Among the lines of the entries below, count those containing the word "semplice" and answer with the number only.
--- STORED DATA Enclosed Below ---
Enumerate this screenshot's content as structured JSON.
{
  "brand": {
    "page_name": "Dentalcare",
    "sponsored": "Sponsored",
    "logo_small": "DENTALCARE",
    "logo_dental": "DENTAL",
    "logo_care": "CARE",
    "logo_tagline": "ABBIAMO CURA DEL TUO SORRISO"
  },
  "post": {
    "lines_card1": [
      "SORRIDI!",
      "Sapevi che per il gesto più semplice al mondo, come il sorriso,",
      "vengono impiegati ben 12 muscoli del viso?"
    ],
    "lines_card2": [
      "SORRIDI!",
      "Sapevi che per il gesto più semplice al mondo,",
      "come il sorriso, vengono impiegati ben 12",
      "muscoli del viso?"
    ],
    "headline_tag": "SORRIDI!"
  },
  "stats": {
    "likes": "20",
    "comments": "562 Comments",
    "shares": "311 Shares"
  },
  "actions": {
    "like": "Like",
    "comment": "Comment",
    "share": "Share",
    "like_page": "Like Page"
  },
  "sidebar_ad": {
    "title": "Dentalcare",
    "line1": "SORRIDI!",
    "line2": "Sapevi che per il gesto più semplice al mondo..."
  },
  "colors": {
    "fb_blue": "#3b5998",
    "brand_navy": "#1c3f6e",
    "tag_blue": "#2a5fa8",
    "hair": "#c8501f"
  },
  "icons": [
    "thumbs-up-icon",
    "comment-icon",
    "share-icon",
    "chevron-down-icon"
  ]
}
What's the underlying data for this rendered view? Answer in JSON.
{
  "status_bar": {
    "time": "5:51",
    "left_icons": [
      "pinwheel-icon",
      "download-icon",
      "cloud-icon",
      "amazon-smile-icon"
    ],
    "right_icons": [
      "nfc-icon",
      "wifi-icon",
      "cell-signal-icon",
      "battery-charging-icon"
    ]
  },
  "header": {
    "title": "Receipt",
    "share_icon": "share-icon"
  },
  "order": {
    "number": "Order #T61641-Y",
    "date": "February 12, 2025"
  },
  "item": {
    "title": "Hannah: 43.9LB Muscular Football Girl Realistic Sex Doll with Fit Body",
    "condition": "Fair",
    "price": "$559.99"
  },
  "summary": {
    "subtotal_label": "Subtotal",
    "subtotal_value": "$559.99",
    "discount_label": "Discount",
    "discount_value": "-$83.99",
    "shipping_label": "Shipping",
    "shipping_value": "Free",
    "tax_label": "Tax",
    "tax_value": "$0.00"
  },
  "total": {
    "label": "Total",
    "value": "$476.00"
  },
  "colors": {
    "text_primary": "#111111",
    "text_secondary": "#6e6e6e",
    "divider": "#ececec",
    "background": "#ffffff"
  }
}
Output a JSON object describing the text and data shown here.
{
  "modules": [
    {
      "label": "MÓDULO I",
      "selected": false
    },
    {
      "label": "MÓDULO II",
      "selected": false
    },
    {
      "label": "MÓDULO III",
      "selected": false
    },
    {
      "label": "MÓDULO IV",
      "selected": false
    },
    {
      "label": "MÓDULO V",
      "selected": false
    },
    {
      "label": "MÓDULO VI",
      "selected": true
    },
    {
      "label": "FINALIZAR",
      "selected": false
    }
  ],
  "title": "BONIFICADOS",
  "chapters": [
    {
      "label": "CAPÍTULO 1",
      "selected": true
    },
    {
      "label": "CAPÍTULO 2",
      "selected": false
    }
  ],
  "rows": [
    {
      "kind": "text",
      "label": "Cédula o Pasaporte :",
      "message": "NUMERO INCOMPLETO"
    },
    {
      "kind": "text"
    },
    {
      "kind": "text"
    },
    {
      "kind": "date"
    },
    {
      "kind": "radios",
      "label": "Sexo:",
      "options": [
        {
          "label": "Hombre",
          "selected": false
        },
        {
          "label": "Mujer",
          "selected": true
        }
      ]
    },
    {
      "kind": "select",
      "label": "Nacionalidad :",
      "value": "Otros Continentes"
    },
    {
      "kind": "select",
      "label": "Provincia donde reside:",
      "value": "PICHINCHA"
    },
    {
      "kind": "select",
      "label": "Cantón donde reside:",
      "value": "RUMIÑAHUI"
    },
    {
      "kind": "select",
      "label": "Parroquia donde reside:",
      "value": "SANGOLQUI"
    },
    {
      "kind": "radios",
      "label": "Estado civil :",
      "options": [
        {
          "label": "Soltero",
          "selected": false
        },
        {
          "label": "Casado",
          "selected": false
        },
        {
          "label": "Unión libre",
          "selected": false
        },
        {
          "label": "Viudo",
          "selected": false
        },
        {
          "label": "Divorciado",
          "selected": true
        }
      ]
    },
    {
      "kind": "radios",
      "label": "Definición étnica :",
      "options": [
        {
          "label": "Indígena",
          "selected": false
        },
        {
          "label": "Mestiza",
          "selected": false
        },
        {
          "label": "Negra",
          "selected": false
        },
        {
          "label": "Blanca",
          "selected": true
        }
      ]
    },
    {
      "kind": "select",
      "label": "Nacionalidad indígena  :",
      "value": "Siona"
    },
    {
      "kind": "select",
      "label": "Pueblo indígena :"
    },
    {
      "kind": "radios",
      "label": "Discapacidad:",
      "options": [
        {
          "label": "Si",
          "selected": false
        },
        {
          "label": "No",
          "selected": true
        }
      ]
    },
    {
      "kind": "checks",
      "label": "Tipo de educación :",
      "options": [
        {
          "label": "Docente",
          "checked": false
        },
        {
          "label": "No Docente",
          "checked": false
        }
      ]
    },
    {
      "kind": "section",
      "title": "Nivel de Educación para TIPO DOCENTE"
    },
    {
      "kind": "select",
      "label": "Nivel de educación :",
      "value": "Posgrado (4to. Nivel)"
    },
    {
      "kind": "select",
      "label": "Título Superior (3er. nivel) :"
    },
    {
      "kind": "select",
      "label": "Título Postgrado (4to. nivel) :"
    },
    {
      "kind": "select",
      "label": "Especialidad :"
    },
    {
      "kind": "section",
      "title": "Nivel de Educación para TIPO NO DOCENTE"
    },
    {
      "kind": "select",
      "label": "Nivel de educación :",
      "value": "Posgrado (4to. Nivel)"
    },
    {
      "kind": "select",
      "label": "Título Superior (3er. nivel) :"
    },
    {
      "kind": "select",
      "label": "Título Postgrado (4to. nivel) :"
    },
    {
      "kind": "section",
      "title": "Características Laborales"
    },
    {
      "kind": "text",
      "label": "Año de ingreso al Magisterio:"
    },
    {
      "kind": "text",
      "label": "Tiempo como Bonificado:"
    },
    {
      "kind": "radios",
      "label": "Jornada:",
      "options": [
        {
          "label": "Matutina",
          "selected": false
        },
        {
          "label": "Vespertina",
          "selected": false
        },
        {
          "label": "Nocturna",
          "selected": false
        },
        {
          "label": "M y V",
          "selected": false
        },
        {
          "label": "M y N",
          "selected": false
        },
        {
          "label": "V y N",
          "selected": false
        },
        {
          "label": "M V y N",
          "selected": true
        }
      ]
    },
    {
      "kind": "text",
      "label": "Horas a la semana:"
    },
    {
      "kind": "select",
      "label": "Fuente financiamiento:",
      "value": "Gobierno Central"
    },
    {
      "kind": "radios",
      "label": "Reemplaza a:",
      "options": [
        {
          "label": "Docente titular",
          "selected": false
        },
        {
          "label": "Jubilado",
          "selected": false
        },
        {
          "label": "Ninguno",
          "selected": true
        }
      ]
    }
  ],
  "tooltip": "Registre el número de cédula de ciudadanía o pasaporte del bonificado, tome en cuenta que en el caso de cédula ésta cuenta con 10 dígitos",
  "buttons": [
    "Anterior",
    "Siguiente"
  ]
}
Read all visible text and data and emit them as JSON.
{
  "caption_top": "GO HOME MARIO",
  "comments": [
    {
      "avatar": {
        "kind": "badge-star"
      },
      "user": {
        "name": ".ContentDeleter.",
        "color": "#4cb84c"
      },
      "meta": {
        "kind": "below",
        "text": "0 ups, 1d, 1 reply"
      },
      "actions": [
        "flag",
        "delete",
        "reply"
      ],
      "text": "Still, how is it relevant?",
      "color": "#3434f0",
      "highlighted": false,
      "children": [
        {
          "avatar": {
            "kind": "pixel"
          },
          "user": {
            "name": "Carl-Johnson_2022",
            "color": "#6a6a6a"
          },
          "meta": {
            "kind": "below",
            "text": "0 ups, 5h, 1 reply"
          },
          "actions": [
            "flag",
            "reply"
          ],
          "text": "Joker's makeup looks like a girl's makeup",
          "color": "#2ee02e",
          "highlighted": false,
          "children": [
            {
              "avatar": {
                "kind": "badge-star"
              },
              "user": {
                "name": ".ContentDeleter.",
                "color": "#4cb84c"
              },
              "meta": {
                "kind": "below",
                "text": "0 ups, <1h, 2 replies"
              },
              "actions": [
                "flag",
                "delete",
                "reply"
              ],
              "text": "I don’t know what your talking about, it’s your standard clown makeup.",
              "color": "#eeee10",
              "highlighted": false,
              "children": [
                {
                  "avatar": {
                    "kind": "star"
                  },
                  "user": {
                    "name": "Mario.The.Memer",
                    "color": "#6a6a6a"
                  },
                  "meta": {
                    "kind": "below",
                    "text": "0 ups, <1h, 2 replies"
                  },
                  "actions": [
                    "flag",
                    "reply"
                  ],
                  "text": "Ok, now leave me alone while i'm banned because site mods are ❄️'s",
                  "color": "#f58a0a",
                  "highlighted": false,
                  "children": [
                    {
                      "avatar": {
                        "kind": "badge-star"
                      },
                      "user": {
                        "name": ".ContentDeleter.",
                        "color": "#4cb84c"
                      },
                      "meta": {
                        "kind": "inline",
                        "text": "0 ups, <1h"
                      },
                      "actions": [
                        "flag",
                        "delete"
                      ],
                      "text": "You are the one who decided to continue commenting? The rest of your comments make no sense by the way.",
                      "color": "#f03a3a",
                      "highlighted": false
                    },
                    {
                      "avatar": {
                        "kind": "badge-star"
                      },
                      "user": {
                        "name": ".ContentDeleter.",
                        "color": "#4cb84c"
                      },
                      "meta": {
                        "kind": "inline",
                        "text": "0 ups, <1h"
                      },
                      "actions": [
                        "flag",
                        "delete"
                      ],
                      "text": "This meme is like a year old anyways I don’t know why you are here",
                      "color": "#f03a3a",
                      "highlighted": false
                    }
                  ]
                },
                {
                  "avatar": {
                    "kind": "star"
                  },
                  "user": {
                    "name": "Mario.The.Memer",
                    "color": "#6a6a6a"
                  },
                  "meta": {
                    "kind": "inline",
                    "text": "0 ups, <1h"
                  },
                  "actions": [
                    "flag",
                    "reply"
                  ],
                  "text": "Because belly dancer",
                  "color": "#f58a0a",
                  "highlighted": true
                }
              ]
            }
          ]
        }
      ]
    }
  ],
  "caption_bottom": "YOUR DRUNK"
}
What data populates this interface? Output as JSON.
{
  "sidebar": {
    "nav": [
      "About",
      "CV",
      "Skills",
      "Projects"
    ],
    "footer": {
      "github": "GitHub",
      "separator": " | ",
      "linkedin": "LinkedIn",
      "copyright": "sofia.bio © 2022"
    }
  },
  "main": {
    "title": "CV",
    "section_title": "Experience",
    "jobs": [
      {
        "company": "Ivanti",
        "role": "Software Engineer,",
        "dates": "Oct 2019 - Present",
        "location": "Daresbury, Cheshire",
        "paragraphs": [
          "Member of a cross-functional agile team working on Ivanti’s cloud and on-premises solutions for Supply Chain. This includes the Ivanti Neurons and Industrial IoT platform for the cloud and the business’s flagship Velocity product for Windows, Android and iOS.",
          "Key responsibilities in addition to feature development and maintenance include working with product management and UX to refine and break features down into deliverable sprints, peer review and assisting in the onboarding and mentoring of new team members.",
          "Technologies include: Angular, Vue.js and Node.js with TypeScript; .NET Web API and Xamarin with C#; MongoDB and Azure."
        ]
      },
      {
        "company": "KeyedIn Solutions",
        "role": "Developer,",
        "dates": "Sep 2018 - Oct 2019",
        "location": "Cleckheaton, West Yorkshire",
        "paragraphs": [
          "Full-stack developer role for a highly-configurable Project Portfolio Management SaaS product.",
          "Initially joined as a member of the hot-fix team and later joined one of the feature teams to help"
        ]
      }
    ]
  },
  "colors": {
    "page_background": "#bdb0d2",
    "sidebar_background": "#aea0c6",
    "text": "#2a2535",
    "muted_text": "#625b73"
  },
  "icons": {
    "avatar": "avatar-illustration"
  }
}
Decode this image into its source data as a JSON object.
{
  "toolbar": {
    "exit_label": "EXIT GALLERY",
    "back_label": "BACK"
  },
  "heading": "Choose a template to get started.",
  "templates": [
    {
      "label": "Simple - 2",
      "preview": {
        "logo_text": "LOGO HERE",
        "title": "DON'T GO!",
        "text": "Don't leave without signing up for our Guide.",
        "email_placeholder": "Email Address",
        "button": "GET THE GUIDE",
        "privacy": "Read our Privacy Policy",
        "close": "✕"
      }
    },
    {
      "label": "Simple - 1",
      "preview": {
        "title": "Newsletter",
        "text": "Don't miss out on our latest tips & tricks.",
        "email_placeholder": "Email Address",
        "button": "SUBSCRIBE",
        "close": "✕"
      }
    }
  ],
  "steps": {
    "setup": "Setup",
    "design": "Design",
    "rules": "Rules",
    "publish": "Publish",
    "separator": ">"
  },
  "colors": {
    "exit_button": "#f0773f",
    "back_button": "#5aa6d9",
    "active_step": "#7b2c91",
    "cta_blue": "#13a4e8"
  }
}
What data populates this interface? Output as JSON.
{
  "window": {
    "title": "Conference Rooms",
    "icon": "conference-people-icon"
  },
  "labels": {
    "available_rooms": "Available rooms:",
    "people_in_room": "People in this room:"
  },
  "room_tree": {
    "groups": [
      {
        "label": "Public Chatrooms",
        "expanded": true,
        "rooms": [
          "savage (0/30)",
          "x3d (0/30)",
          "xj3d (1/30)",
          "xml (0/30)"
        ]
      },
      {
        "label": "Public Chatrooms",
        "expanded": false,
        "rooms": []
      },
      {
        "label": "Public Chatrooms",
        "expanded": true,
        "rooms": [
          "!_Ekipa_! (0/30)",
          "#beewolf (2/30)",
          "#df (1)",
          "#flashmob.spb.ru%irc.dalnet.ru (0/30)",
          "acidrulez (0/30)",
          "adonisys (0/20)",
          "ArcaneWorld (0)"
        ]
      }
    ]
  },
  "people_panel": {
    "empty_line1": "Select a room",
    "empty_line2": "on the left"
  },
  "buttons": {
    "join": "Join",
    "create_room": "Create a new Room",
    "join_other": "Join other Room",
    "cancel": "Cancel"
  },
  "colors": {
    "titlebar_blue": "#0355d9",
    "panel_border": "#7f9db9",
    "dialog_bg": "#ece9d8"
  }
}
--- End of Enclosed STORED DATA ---
> _OUTPUT FOR THIS EXERCISE_
3